ACTNews, JAYAWIJAYA, MENTAWAI - Cold air surrounded the Al-Istiqomah Islamic Boarding School in Walesi Village, Wamena, Jayawijaya, Friday (5/10). For those not accustomed to doing outdoor activities in the cold, it may take a while for them to adjust to the freezing cold especially when it is raining.
A traditional Papuan house known as Honai stood in one corner of the pesantren (Islamic boarding school) complex. In addition, there is another building used for teaching and learning activities. The students consist of local Wamena residents, both native Papuan children and those whose parents come to Papua for work. However, in the pesantren, they study together side by side and coexist peacefully.
Hendra, one of the teachers at the Al-Istiqomah Islamic Boarding School, told the Aksi Cepat Tanggap team that students study in the pesantren for free. The school also fulfill their basic needs. "We don't have permanent benefactors. We live here despite limited conditions. But it does not dampen the students’ spirit to study," he said.
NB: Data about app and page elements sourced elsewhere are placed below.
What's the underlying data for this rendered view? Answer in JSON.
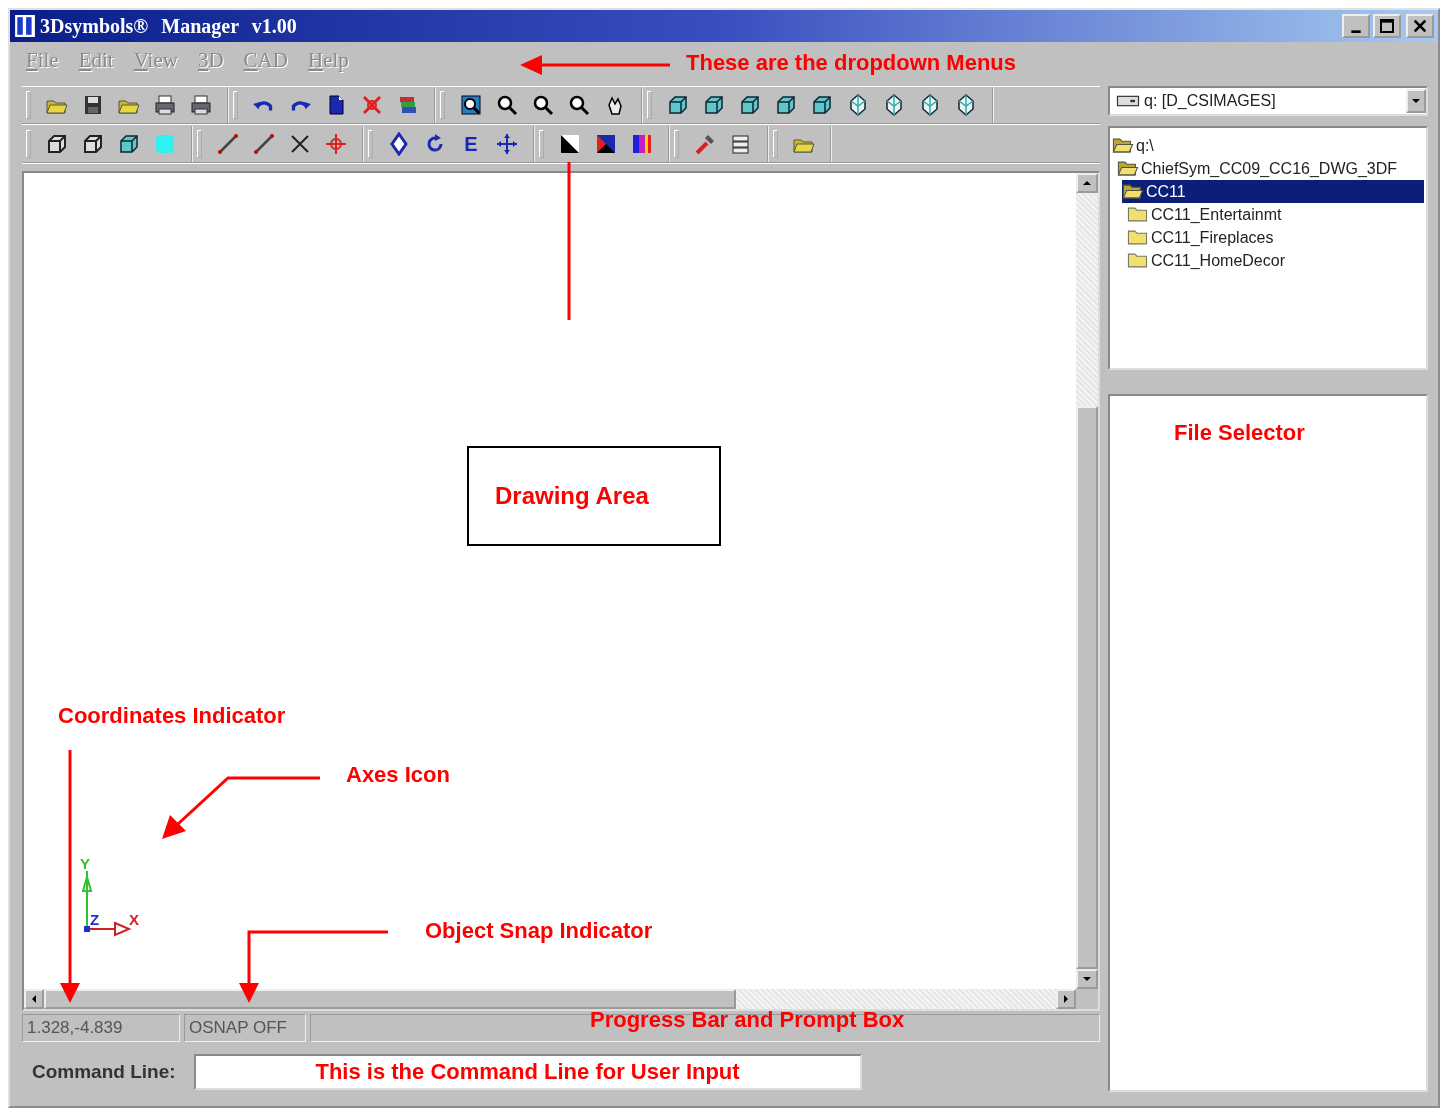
{
  "window": {
    "title": "3Dsymbols® Manager v1.00"
  },
  "menu": [
    {
      "label": "File",
      "disabled": true
    },
    {
      "label": "Edit",
      "disabled": true
    },
    {
      "label": "View",
      "disabled": true
    },
    {
      "label": "3D",
      "disabled": true
    },
    {
      "label": "CAD",
      "disabled": true
    },
    {
      "label": "Help",
      "disabled": true
    }
  ],
  "toolbar": {
    "text_button": "E"
  },
  "drive_select": {
    "value": "q: [D_CSIMAGES]"
  },
  "folder_tree": [
    {
      "label": "q:\\",
      "expanded": true,
      "selected": false,
      "children": [
        {
          "label": "ChiefSym_CC09_CC16_DWG_3DF",
          "expanded": true,
          "selected": false,
          "children": [
            {
              "label": "CC11",
              "expanded": true,
              "selected": true,
              "children": [
                {
                  "label": "CC11_Entertainmt",
                  "expanded": false,
                  "selected": false
                },
                {
                  "label": "CC11_Fireplaces",
                  "expanded": false,
                  "selected": false
                },
                {
                  "label": "CC11_HomeDecor",
                  "expanded": false,
                  "selected": false
                }
              ]
            }
          ]
        }
      ]
    }
  ],
  "axes_icon": {
    "labels": [
      "Y",
      "Z",
      "X"
    ]
  },
  "status_bar": {
    "coordinates": "1.328,-4.839",
    "osnap": "OSNAP OFF"
  },
  "command_line": {
    "label": "Command Line:",
    "value": "This is the Command Line for User Input"
  },
  "annotations": [
    {
      "text": "These are the dropdown Menus",
      "kind": "plain"
    },
    {
      "text": "Drawing Area",
      "kind": "boxed"
    },
    {
      "text": "File Selector",
      "kind": "plain"
    },
    {
      "text": "Coordinates Indicator",
      "kind": "plain"
    },
    {
      "text": "Axes Icon",
      "kind": "plain"
    },
    {
      "text": "Object Snap Indicator",
      "kind": "plain"
    },
    {
      "text": "Progress Bar and Prompt Box",
      "kind": "plain"
    }
  ]
}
Similar situation can be found in the Darul Ulum Private Islamic School in Sikakap, Mentawai, West Sumatra. The pesantren, which is located four hours away by speedboat from Padang City, also does not require its students to pay tuition fees. They are given free religious and nonreligious education. In addition, the majority of students who come from underprivileged families also get a place to stay like any other Islamic boarding school.
Handover of food packages to students and teachers at Darul Ulum Private Islamic School in Sikakap in March 2019. (ACTNews)
Last March, ACT had the opportunity to visit Darul Ulum. There are two classrooms that ACT built in 2015. However, only one room is used for learning, while the other room is used as a boarding house for male students. As a substitute, the langgar (small mosque) is used as a classroom for 12th-grade students.
Iswandi, the principal of Darul Ulum Private Islamic School said that his students came from various parts of Sikakap. They are children of underprivileged villagers. Although the school funding is uncertain, they are not required at all to pay for tuition fees. "Our learning space is limited, and we eat poorly, but we will never give up to be religious teachers in Mentawai, especially Sikakap," he said last March.
Many santris, students of Islamic boarding schools, in Indonesia live in limited conditions. They have to face several problems from poor educational facilities to food scarcity. Nevertheless, many remains enthusiastic to continue teaching and learning Islam in the pesantren.